Already in ancient times, the motive of descending into the underworld is often found. From the Babylonian goddess Ištar to the Greek hero Odysseus. And finally to poor Orpheus, who wanted to bring his beloved back from the deep darkness. But what is the meaning of the underworld, which is also interpreted as the unconscious and the realm of dreams? And what are the mythical figures looking for in this realm? Together with the author, we embark on a journey.Into darkness, into silence, into the very basis of being.
A descent (katábasis) into the depths of the soul demands all heroic courage.
The Babylonian Ištar (presumably = [Venus-]star), goddess of heaven and earth, descends into the underworld, into the „kingdom without return“, full of blind rage, anger and sinister desire for revenge. She, at the same time mistress of all warlike conflicts, wants to incite the numerically superior dead to destroy all living beings on earth. There is no reason for this. But in the underworld only her sister Ereshkigal (= mistress of the great below) rules. So her gatekeeper Namtar (= fate) refuses access. Burnt with rage, Ištar threatens to smash the gate. Ereshkigal, unpleasantly surprised by this visit, finally agrees to let Ištar enter her kingdom after a fierce debate.
But she sets harsh conditions for it. Ištar has to discard one of her insignia as she passed through each of the seven gates: diadem, earrings, necklace, robe needle, belt with birthstones, bracelets and anklets. At the seventh gate she has to take off her robe herself and is completely naked. Finally, completely humiliated by her crouched posture – similar to the dead in Sumerian tombs – Ištar is no longer different from other deceased people. On top of that, the goalkeeper Namtar, on behalf of her sister, has given her sixty illnesses that rob her of every life force. But in her absence, synchronised with her infirmity, all life on earth falters. No seed reaches maturity, humans and animals are unable to mate. The entire upper world is in danger of extinction. Worried, Ereshkigal sends a messenger to Ea, androgynous god of wisdom and water.

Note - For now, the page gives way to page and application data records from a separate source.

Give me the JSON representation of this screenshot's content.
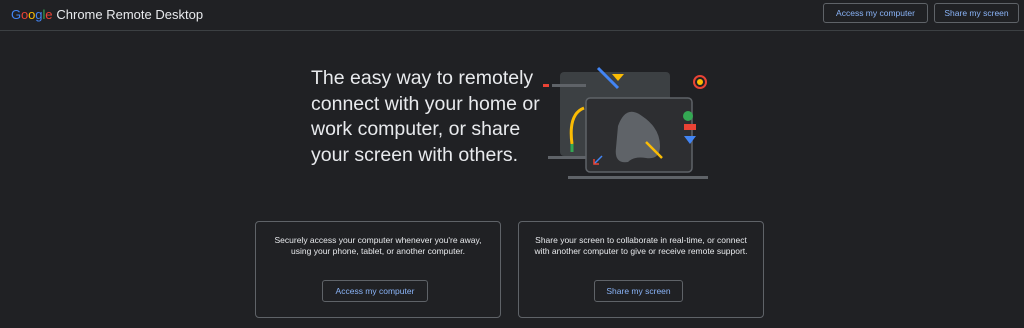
{
  "header": {
    "brand_google": "Google",
    "brand_product": "Chrome Remote Desktop",
    "access_button": "Access my computer",
    "share_button": "Share my screen"
  },
  "hero": {
    "headline": "The easy way to remotely connect with your home or work computer, or share your screen with others."
  },
  "cards": [
    {
      "description": "Securely access your computer whenever you're away, using your phone, tablet, or another computer.",
      "button": "Access my computer"
    },
    {
      "description": "Share your screen to collaborate in real-time, or connect with another computer to give or receive remote support.",
      "button": "Share my screen"
    }
  ],
  "colors": {
    "background": "#202124",
    "accent": "#8ab4f8",
    "google_blue": "#4285f4",
    "google_red": "#ea4335",
    "google_yellow": "#fbbc04",
    "google_green": "#34a853"
  }
}
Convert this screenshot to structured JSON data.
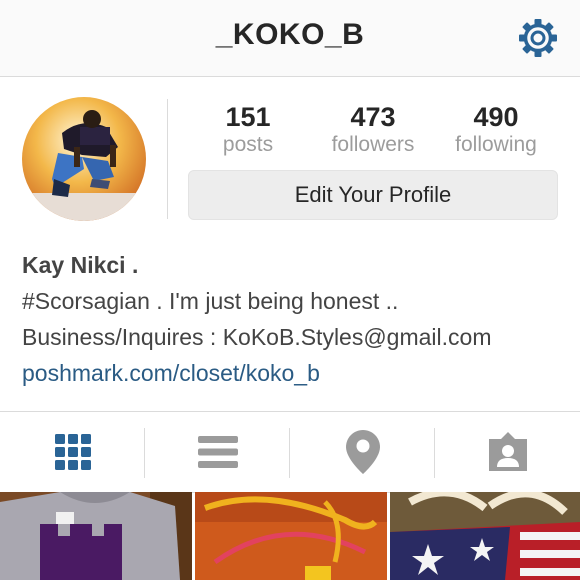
{
  "header": {
    "username": "_KOKO_B",
    "settings_icon": "gear-icon",
    "accent_color": "#2a6496"
  },
  "profile": {
    "avatar_icon": "profile-photo",
    "stats": [
      {
        "value": "151",
        "label": "posts"
      },
      {
        "value": "473",
        "label": "followers"
      },
      {
        "value": "490",
        "label": "following"
      }
    ],
    "edit_button_label": "Edit Your Profile",
    "full_name": "Kay Nikci .",
    "bio_lines": [
      "#Scorsagian . I'm just being honest ..",
      "Business/Inquires : KoKoB.Styles@gmail.com"
    ],
    "link": "poshmark.com/closet/koko_b"
  },
  "tabs": [
    {
      "name": "grid-view",
      "icon": "grid-icon",
      "active": true
    },
    {
      "name": "list-view",
      "icon": "list-icon",
      "active": false
    },
    {
      "name": "map-view",
      "icon": "location-pin-icon",
      "active": false
    },
    {
      "name": "tagged-view",
      "icon": "tagged-person-icon",
      "active": false
    }
  ],
  "colors": {
    "active_tab": "#2a6496",
    "inactive_tab": "#9b9b9b",
    "link": "#2a5b84",
    "button_bg": "#ededed"
  }
}
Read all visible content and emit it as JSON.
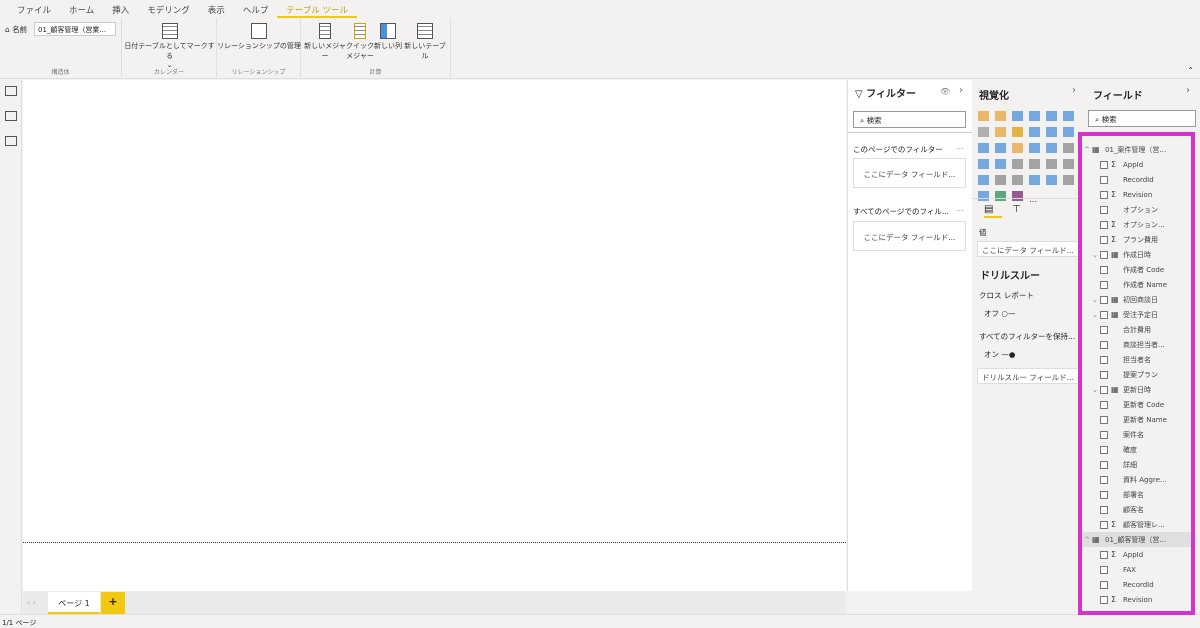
{
  "tabs": [
    "ファイル",
    "ホーム",
    "挿入",
    "モデリング",
    "表示",
    "ヘルプ",
    "テーブル ツール"
  ],
  "ribbon": {
    "name_label": "名前",
    "name_value": "01_顧客管理（営業...",
    "mark_date": "日付テーブルとしてマークする",
    "manage_rel": "リレーションシップの管理",
    "new_measure": "新しいメジャー",
    "quick_measure": "クイック メジャー",
    "new_column": "新しい列",
    "new_table": "新しいテーブル",
    "groups": [
      "構造体",
      "カレンダー",
      "リレーションシップ",
      "計算"
    ]
  },
  "filter": {
    "title": "フィルター",
    "search": "検索",
    "page_filters": "このページでのフィルター",
    "all_filters": "すべてのページでのフィル...",
    "more": "...",
    "drop": "ここにデータ フィールド..."
  },
  "viz": {
    "title": "視覚化",
    "values_label": "値",
    "values_drop": "ここにデータ フィールド...",
    "drill_title": "ドリルスルー",
    "cross_report": "クロス レポート",
    "cross_state": "オフ",
    "keep_filters": "すべてのフィルターを保持...",
    "keep_state": "オン",
    "drill_drop": "ドリルスルー フィールド...",
    "more": "⋯",
    "accent": "#f2c811"
  },
  "fields": {
    "title": "フィールド",
    "search": "検索",
    "rows": [
      {
        "t": "h",
        "l": "01_案件管理（営..."
      },
      {
        "s": "Σ",
        "l": "AppId"
      },
      {
        "l": "RecordId"
      },
      {
        "s": "Σ",
        "l": "Revision"
      },
      {
        "l": "オプション"
      },
      {
        "s": "Σ",
        "l": "オプション..."
      },
      {
        "s": "Σ",
        "l": "プラン費用"
      },
      {
        "d": 1,
        "l": "作成日時"
      },
      {
        "l": "作成者 Code"
      },
      {
        "l": "作成者 Name"
      },
      {
        "d": 1,
        "l": "初回商談日"
      },
      {
        "d": 1,
        "l": "受注予定日"
      },
      {
        "l": "合計費用"
      },
      {
        "l": "商談担当者..."
      },
      {
        "l": "担当者名"
      },
      {
        "l": "提案プラン"
      },
      {
        "d": 1,
        "l": "更新日時"
      },
      {
        "l": "更新者 Code"
      },
      {
        "l": "更新者 Name"
      },
      {
        "l": "案件名"
      },
      {
        "l": "確度"
      },
      {
        "l": "詳細"
      },
      {
        "l": "資料 Aggre..."
      },
      {
        "l": "部署名"
      },
      {
        "l": "顧客名"
      },
      {
        "s": "Σ",
        "l": "顧客管理レ..."
      },
      {
        "t": "h",
        "sel": 1,
        "l": "01_顧客管理（営..."
      },
      {
        "s": "Σ",
        "l": "AppId"
      },
      {
        "l": "FAX"
      },
      {
        "l": "RecordId"
      },
      {
        "s": "Σ",
        "l": "Revision"
      }
    ]
  },
  "pages": {
    "tab": "ページ 1",
    "add": "+"
  },
  "status": "1/1 ページ"
}
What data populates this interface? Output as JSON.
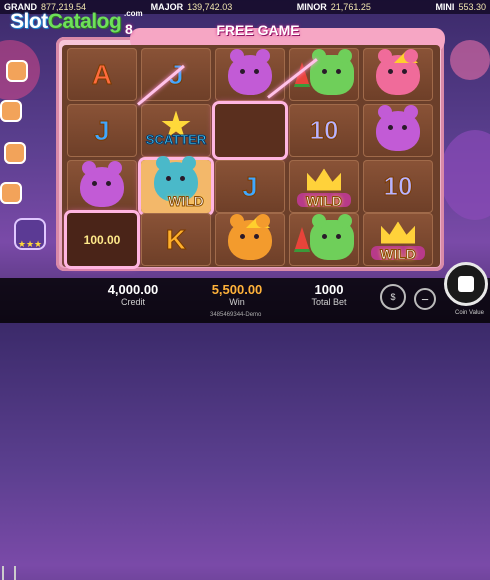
{
  "jackpots": [
    {
      "label": "GRAND",
      "value": "877,219.54"
    },
    {
      "label": "MAJOR",
      "value": "139,742.03"
    },
    {
      "label": "MINOR",
      "value": "21,761.25"
    },
    {
      "label": "MINI",
      "value": "553.30"
    }
  ],
  "logo": {
    "part1": "Slot",
    "part2": "Catalog",
    "suffix": ".com"
  },
  "title": {
    "count": "8",
    "text": "FREE GAME"
  },
  "grid": {
    "rows": [
      [
        "A",
        "J",
        "bear-purple",
        "watermelon-bear-green",
        "bear-pink-crown"
      ],
      [
        "J",
        "SCATTER",
        "empty",
        "10",
        "bear-purple"
      ],
      [
        "bear-purple",
        "bear-blue-wild",
        "J",
        "WILD",
        "10"
      ],
      [
        "100.00",
        "K",
        "bear-orange-king",
        "watermelon-bear-green",
        "WILD"
      ]
    ],
    "scatter_label": "SCATTER",
    "wild_label": "WILD",
    "prize_value": "100.00"
  },
  "footer": {
    "credit_value": "4,000.00",
    "credit_label": "Credit",
    "win_value": "5,500.00",
    "win_label": "Win",
    "bet_value": "1000",
    "bet_label": "Total Bet",
    "version": "3485469344-Demo",
    "coin_value_label": "Coin Value"
  },
  "colors": {
    "win": "#ffb23a",
    "highlight": "#ffb6e1",
    "frame": "#f7c7d9"
  }
}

Even if „seven gates of transformation“ might refer to the declining moon at first, the „passages“ suggest stages of a very old female initiation path. Countless threshold and entrance rites in the cultures of mankind testify to the respect for the great feminine in its ambivalent aspect. Now different versions of the descent of the Ištar (Sumerian: Inanna) into the underworld or „hell“ have survived, a myth whose oldest Sumerian version goes back at least to the beginning of the 3rd millennium BC.
However details vary: It always makes sense for „the wisdom“ that Ištar returns to her realm – with her insignia. However, the dark Ereshkigal must first reanimate her bright sister with the water of life. In the younger Babylonian version summarised here, this elixir gushes only directly into the underworld, and only the Mistress of Death has the right of disposal.
Processional and dedication route to the Ištar Gate of Babylon, model in the Pergamon Museum, Berlin. Foto: dalbera, wikimedia, puclic
THE DEAD ARE QUITE CLOSE TO US
A Katábasis (descent) led among other things into the realm of the dead, and this really required courage. Finally an encounter with the shadows of the deceased in the „beyond good and evil“ was not always easy. Homer’s protagonist of his epic Odyssey descended into this world to obtain information. How could he, Odysseus, find his way back to sunny Ithaca, his homeland island and symbol of the light-hearted homeland of every soul longing for odyssey? Black from decomposition or pale like air formations, the threatening shadows of the departed and ancestors once heeled for fresh blood in order to regain vitality at short notice. Only then they showed themselves possibly ready to reveal searched information. But they were not always well acquainted with the truth.